### RECORD EXTRACTS
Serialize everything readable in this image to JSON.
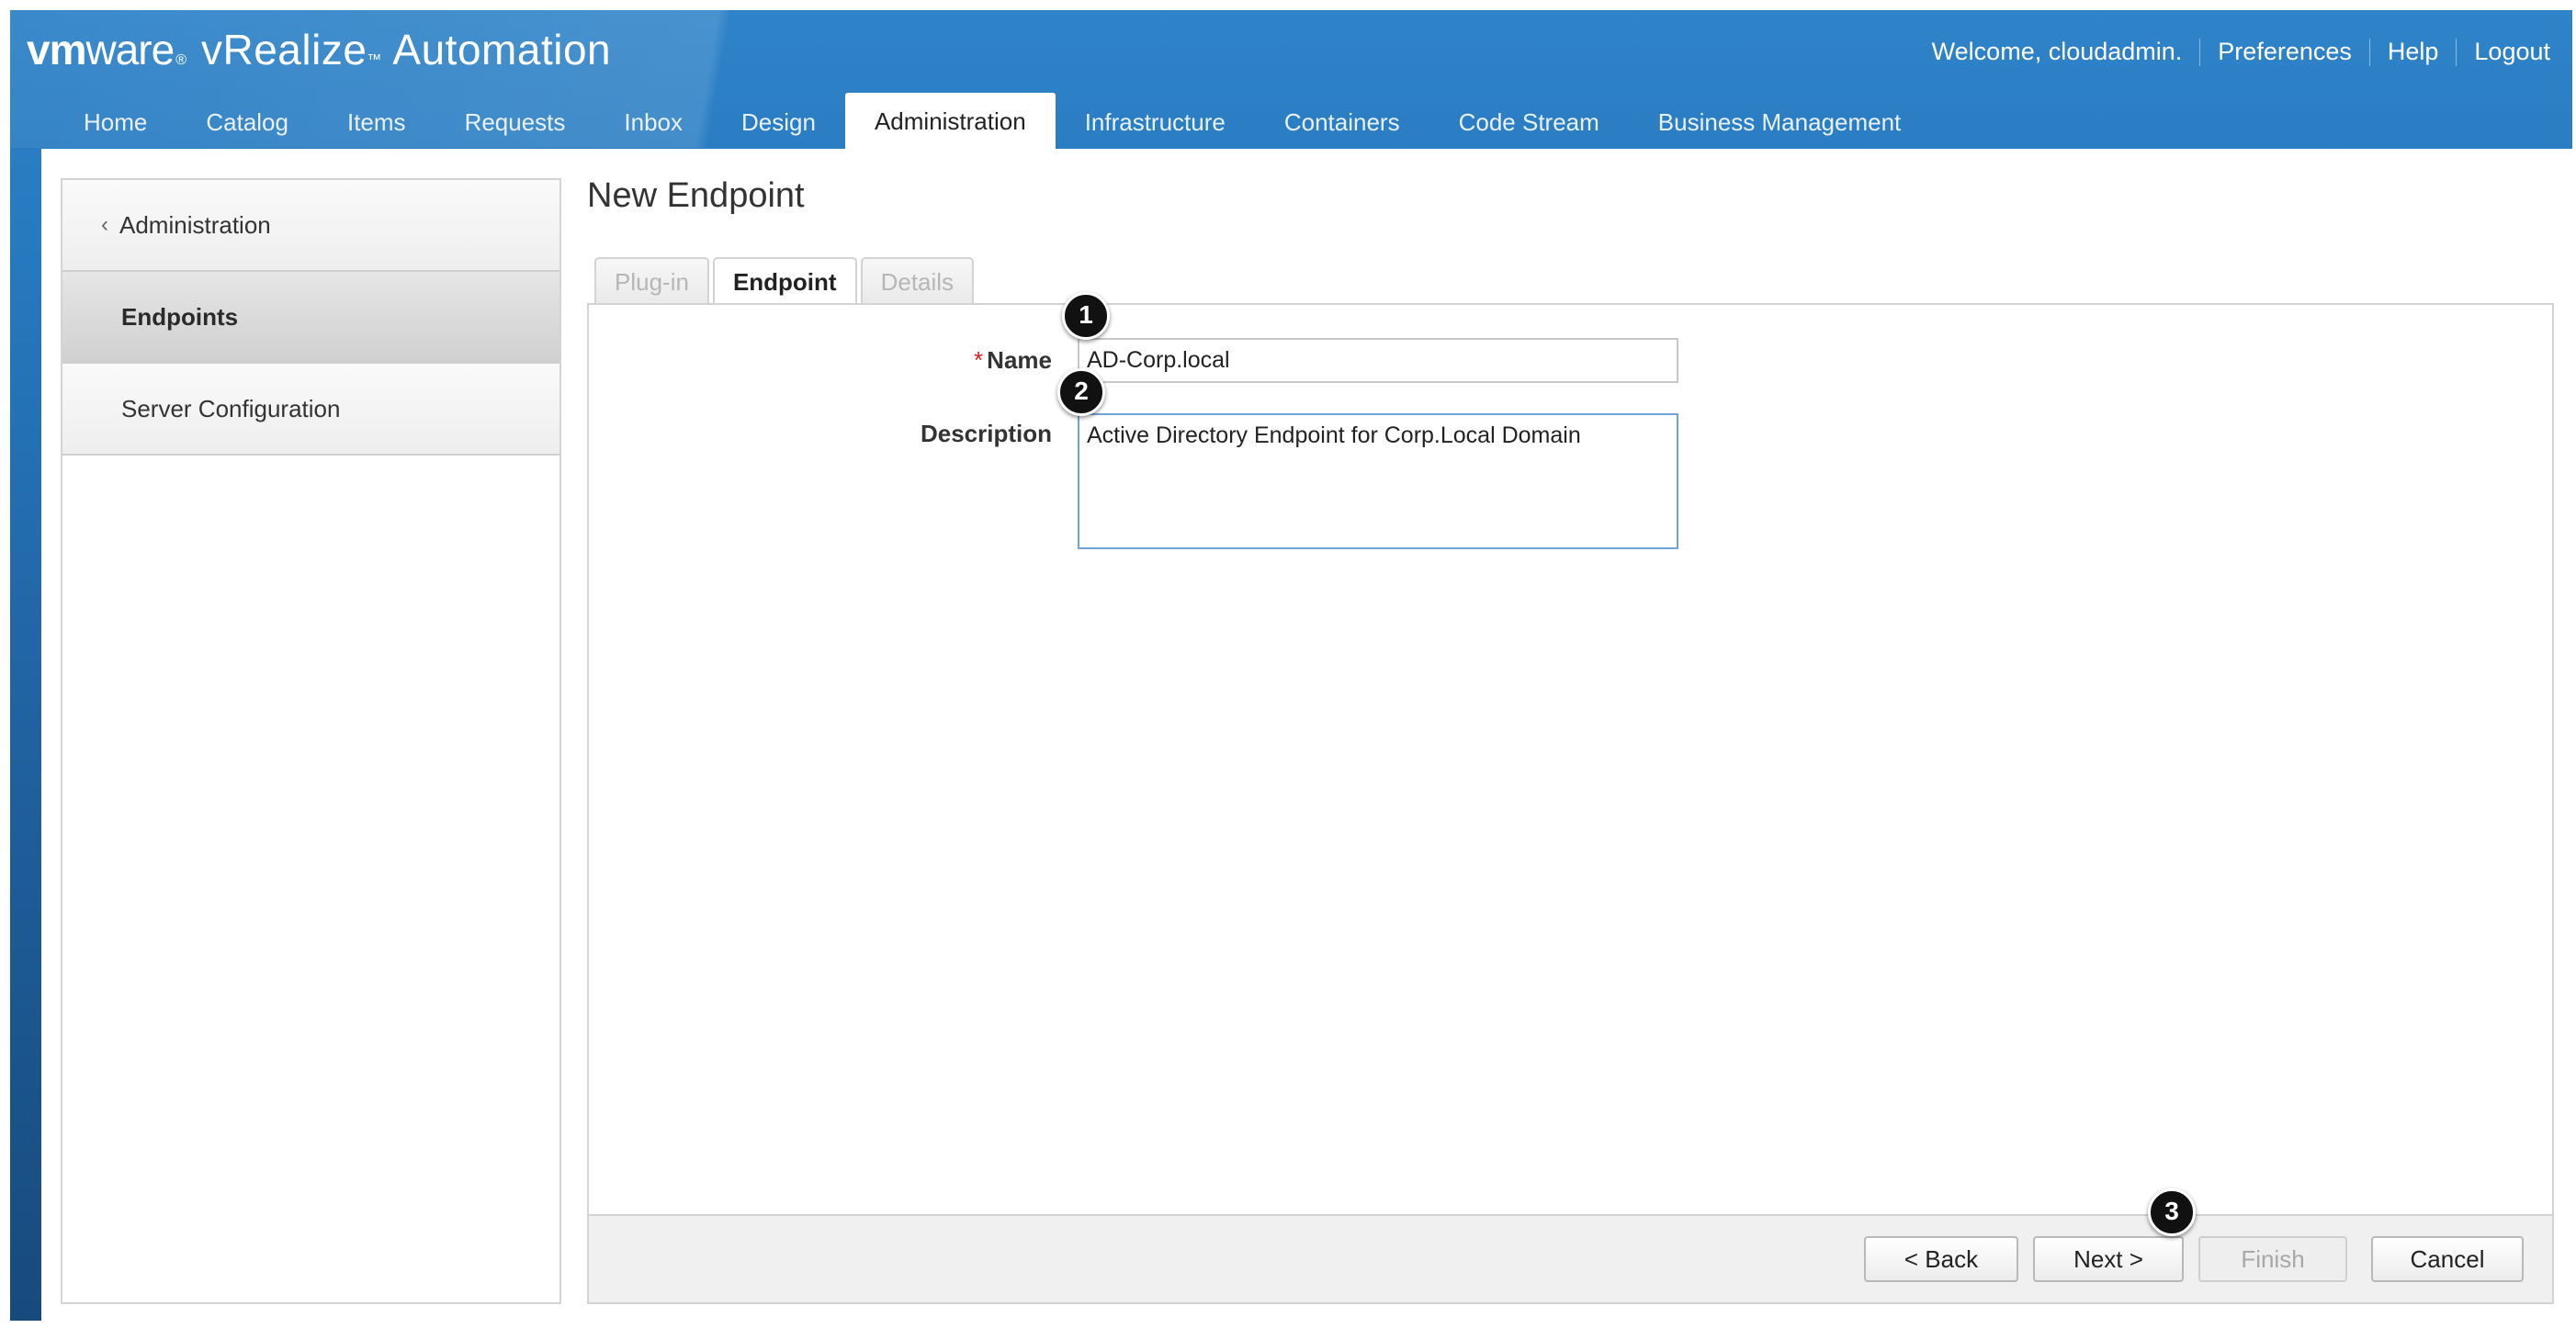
{
  "brand": {
    "vm": "vm",
    "ware": "ware",
    "registered": "®",
    "product": "vRealize",
    "trademark": "™",
    "suffix": "Automation"
  },
  "header": {
    "welcome": "Welcome, cloudadmin.",
    "links": [
      "Preferences",
      "Help",
      "Logout"
    ]
  },
  "nav": {
    "tabs": [
      "Home",
      "Catalog",
      "Items",
      "Requests",
      "Inbox",
      "Design",
      "Administration",
      "Infrastructure",
      "Containers",
      "Code Stream",
      "Business Management"
    ],
    "active": "Administration"
  },
  "sidebar": {
    "back_label": "Administration",
    "items": [
      "Endpoints",
      "Server Configuration"
    ],
    "selected": "Endpoints"
  },
  "page": {
    "title": "New Endpoint"
  },
  "wizard": {
    "tabs": [
      "Plug-in",
      "Endpoint",
      "Details"
    ],
    "active": "Endpoint"
  },
  "form": {
    "required_marker": "*",
    "name_label": "Name",
    "name_value": "AD-Corp.local",
    "description_label": "Description",
    "description_value": "Active Directory Endpoint for Corp.Local Domain"
  },
  "callouts": [
    "1",
    "2",
    "3"
  ],
  "buttons": {
    "back": "< Back",
    "next": "Next >",
    "finish": "Finish",
    "cancel": "Cancel"
  },
  "colors": {
    "header_blue": "#2a7cc4",
    "required_red": "#d02020"
  }
}
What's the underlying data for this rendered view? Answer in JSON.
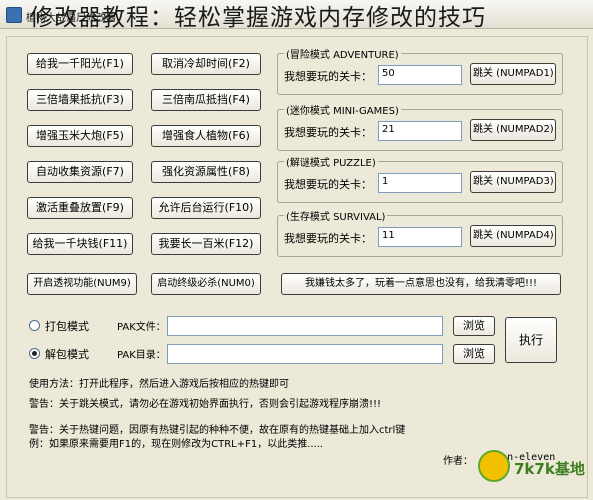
{
  "overlay_title": "修改器教程：轻松掌握游戏内存修改的技巧",
  "window_title": "植物大战僵尸修改器",
  "buttons_left": [
    {
      "left": "给我一千阳光(F1)",
      "right": "取消冷却时间(F2)"
    },
    {
      "left": "三倍墙果抵抗(F3)",
      "right": "三倍南瓜抵挡(F4)"
    },
    {
      "left": "增强玉米大炮(F5)",
      "right": "增强食人植物(F6)"
    },
    {
      "left": "自动收集资源(F7)",
      "right": "强化资源属性(F8)"
    },
    {
      "left": "激活重叠放置(F9)",
      "right": "允许后台运行(F10)"
    },
    {
      "left": "给我一千块钱(F11)",
      "right": "我要长一百米(F12)"
    },
    {
      "left": "开启透视功能(NUM9)",
      "right": "启动终级必杀(NUM0)"
    }
  ],
  "level_groups": [
    {
      "title": "(冒险模式 ADVENTURE)",
      "label": "我想要玩的关卡：",
      "value": "50",
      "button": "跳关 (NUMPAD1)"
    },
    {
      "title": "(迷你模式 MINI-GAMES)",
      "label": "我想要玩的关卡：",
      "value": "21",
      "button": "跳关 (NUMPAD2)"
    },
    {
      "title": "(解谜模式 PUZZLE)",
      "label": "我想要玩的关卡：",
      "value": "1",
      "button": "跳关 (NUMPAD3)"
    },
    {
      "title": "(生存模式 SURVIVAL)",
      "label": "我想要玩的关卡：",
      "value": "11",
      "button": "跳关 (NUMPAD4)"
    }
  ],
  "money_button": "我嫌钱太多了，玩着一点意思也没有，给我清零吧!!!",
  "pack": {
    "option1": "打包模式",
    "option2": "解包模式",
    "file_label": "PAK文件：",
    "dir_label": "PAK目录：",
    "browse": "浏览",
    "execute": "执行"
  },
  "notes": [
    "使用方法：打开此程序，然后进入游戏后按相应的热键即可",
    "警告：关于跳关模式，请勿必在游戏初始界面执行，否则会引起游戏程序崩溃!!!",
    "警告：关于热键问题，因原有热键引起的种种不便，故在原有的热键基础上加入ctrl键",
    "例：如果原来需要用F1的，现在则修改为CTRL+F1，以此类推....."
  ],
  "author_label": "作者：",
  "author": "seven-eleven",
  "logo_text": "7k7k基地"
}
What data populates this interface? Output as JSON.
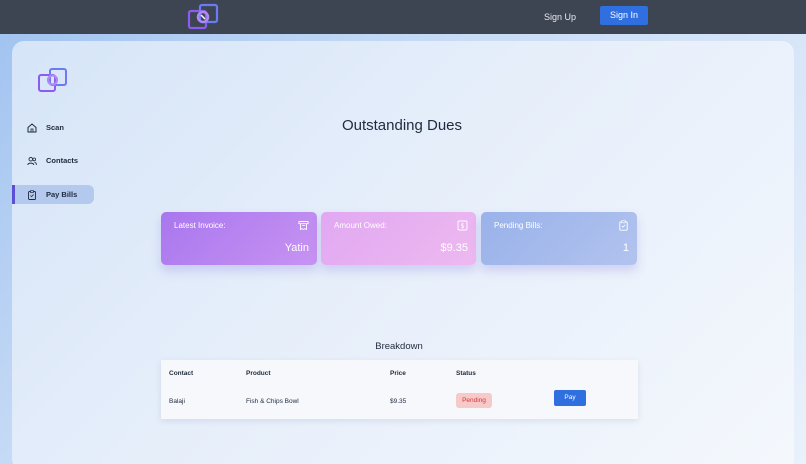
{
  "topbar": {
    "logo_icon": "overlapping-squares-logo-icon",
    "signup_label": "Sign Up",
    "signin_label": "Sign In",
    "colors": {
      "bar": "#3d4452",
      "primary": "#2f6fe0"
    }
  },
  "sidebar": {
    "logo_icon": "overlapping-squares-logo-icon",
    "items": [
      {
        "label": "Scan",
        "icon": "home-icon",
        "active": false
      },
      {
        "label": "Contacts",
        "icon": "users-icon",
        "active": false
      },
      {
        "label": "Pay Bills",
        "icon": "clipboard-icon",
        "active": true
      }
    ]
  },
  "main": {
    "title": "Outstanding Dues",
    "cards": [
      {
        "label": "Latest Invoice:",
        "value": "Yatin",
        "icon": "receipt-icon"
      },
      {
        "label": "Amount Owed:",
        "value": "$9.35",
        "icon": "dollar-icon"
      },
      {
        "label": "Pending Bills:",
        "value": "1",
        "icon": "clipboard-icon"
      }
    ],
    "breakdown": {
      "title": "Breakdown",
      "columns": [
        "Contact",
        "Product",
        "Price",
        "Status"
      ],
      "rows": [
        {
          "contact": "Balaji",
          "product": "Fish & Chips Bowl",
          "price": "$9.35",
          "status": "Pending",
          "action": "Pay"
        }
      ]
    }
  }
}
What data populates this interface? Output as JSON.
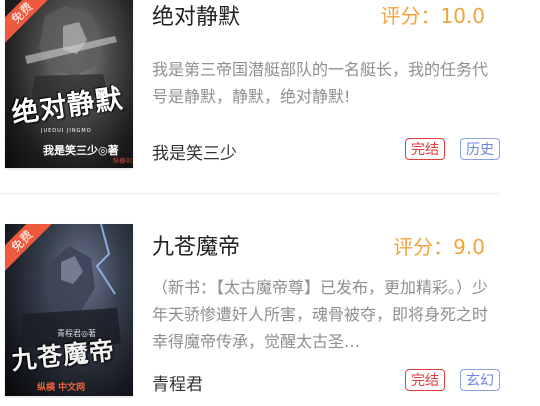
{
  "books": [
    {
      "cover_badge": "免费",
      "cover_title": "绝对静默",
      "cover_subtitle": "JUEDUI JINGMO",
      "cover_author": "我是笑三少◎著",
      "cover_publisher": "纵横中文网",
      "title": "绝对静默",
      "score": "评分：10.0",
      "intro": "我是第三帝国潜艇部队的一名艇长，我的任务代号是静默，静默，绝对静默!",
      "author": "我是笑三少",
      "status_tag": "完结",
      "genre_tag": "历史"
    },
    {
      "cover_badge": "免费",
      "cover_title": "九苍魔帝",
      "cover_author": "青程君◎著",
      "cover_publisher": "纵横 中文网",
      "title": "九苍魔帝",
      "score": "评分：9.0",
      "intro": "（新书：【太古魔帝尊】已发布，更加精彩。）少年天骄惨遭奸人所害，魂骨被夺，即将身死之时幸得魔帝传承，觉醒太古圣…",
      "author": "青程君",
      "status_tag": "完结",
      "genre_tag": "玄幻"
    }
  ],
  "colors": {
    "score": "#f2a43c",
    "status_tag": "#e23c3c",
    "genre_tag": "#6b86d8",
    "free_ribbon": "#ef5a3e",
    "intro_text": "#8f8f8f"
  }
}
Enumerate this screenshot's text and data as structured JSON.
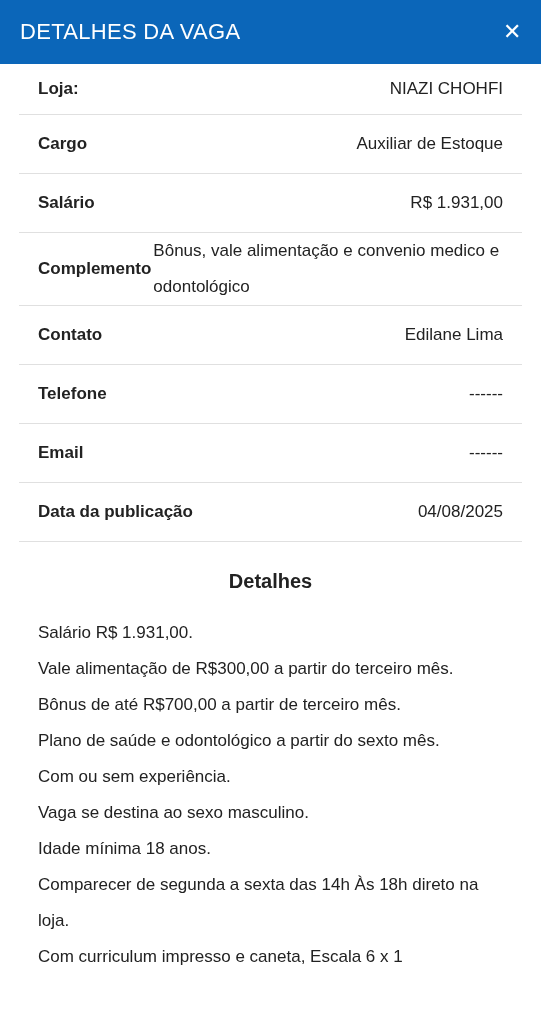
{
  "header": {
    "title": "DETALHES DA VAGA",
    "close": "✕"
  },
  "fields": [
    {
      "label": "Loja:",
      "value": "NIAZI CHOHFI",
      "kind": "right"
    },
    {
      "label": "Cargo",
      "value": "Auxiliar de Estoque",
      "kind": "right"
    },
    {
      "label": "Salário",
      "value": "R$ 1.931,00",
      "kind": "right"
    },
    {
      "label": "Complemento",
      "value": "Bônus, vale alimentação e convenio medico e odontológico",
      "kind": "wrap"
    },
    {
      "label": "Contato",
      "value": "Edilane Lima",
      "kind": "right"
    },
    {
      "label": "Telefone",
      "value": "------",
      "kind": "right"
    },
    {
      "label": "Email",
      "value": "------",
      "kind": "right"
    },
    {
      "label": "Data da publicação",
      "value": "04/08/2025",
      "kind": "right"
    }
  ],
  "details": {
    "title": "Detalhes",
    "lines": [
      "Salário R$ 1.931,00.",
      "Vale alimentação de R$300,00 a partir do terceiro mês.",
      "Bônus de até R$700,00 a partir de terceiro mês.",
      "Plano de saúde e odontológico a partir do sexto mês.",
      "Com ou sem experiência.",
      "Vaga se destina ao sexo masculino.",
      "Idade mínima 18 anos.",
      "Comparecer de segunda a sexta das 14h Às 18h direto na loja.",
      "Com curriculum impresso e caneta, Escala 6 x 1"
    ]
  }
}
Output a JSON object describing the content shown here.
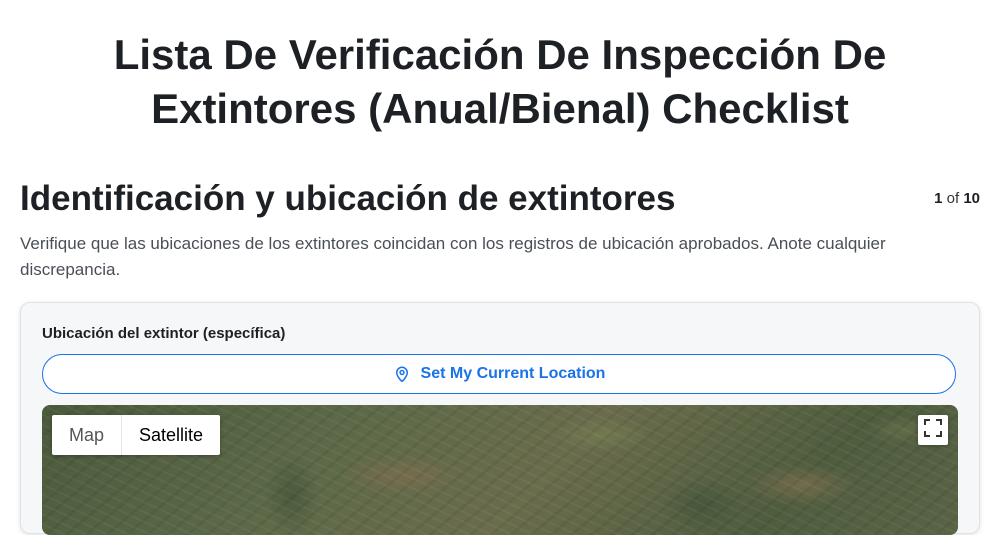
{
  "page": {
    "title": "Lista De Verificación De Inspección De Extintores (Anual/Bienal) Checklist"
  },
  "section": {
    "title": "Identificación y ubicación de extintores",
    "description": "Verifique que las ubicaciones de los extintores coincidan con los registros de ubicación aprobados. Anote cualquier discrepancia.",
    "pager_current": "1",
    "pager_of": "of",
    "pager_total": "10"
  },
  "field": {
    "label": "Ubicación del extintor (específica)",
    "location_button": "Set My Current Location",
    "location_icon": "map-pin-icon"
  },
  "map": {
    "tabs": [
      "Map",
      "Satellite"
    ],
    "selected_tab": "Satellite",
    "fullscreen_icon": "fullscreen-icon"
  },
  "colors": {
    "accent": "#1a73e8",
    "title": "#1d2024",
    "card_bg": "#f5f7f9"
  }
}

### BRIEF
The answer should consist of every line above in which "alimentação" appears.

### RESULT OF THE EXERCISE
      "value": "Bônus, vale alimentação e convenio medico e odontológico",
      "Vale alimentação de R$300,00 a partir do terceiro mês.",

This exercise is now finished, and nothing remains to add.